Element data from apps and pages
* * *
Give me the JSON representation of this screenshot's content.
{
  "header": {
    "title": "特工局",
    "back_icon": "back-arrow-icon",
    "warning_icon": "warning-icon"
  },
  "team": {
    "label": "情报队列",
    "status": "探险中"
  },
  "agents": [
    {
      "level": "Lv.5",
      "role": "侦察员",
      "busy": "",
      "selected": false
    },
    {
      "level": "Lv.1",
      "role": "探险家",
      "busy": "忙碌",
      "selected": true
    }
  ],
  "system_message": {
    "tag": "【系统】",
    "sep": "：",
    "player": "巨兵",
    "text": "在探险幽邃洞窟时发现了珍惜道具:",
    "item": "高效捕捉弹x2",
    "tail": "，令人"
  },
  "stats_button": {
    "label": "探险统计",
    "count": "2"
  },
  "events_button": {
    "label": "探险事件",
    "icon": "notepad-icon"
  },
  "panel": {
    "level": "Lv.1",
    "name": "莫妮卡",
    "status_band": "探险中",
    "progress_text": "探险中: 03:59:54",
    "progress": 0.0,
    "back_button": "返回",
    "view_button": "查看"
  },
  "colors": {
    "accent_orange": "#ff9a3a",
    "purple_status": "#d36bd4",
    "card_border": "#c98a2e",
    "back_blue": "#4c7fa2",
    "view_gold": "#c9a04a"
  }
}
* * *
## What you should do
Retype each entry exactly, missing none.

## Result for this exercise
Give me the JSON representation of this screenshot's content.
{
  "header": {
    "title": "特工局",
    "back_icon": "back-arrow-icon",
    "warning_icon": "warning-icon"
  },
  "team": {
    "label": "情报队列",
    "status": "探险中"
  },
  "agents": [
    {
      "level": "Lv.5",
      "role": "侦察员",
      "busy": "",
      "selected": false
    },
    {
      "level": "Lv.1",
      "role": "探险家",
      "busy": "忙碌",
      "selected": true
    }
  ],
  "system_message": {
    "tag": "【系统】",
    "sep": "：",
    "player": "巨兵",
    "text": "在探险幽邃洞窟时发现了珍惜道具:",
    "item": "高效捕捉弹x2",
    "tail": "，令人"
  },
  "stats_button": {
    "label": "探险统计",
    "count": "2"
  },
  "events_button": {
    "label": "探险事件",
    "icon": "notepad-icon"
  },
  "panel": {
    "level": "Lv.1",
    "name": "莫妮卡",
    "status_band": "探险中",
    "progress_text": "探险中: 03:59:54",
    "progress": 0.0,
    "back_button": "返回",
    "view_button": "查看"
  },
  "colors": {
    "accent_orange": "#ff9a3a",
    "purple_status": "#d36bd4",
    "card_border": "#c98a2e",
    "back_blue": "#4c7fa2",
    "view_gold": "#c9a04a"
  }
}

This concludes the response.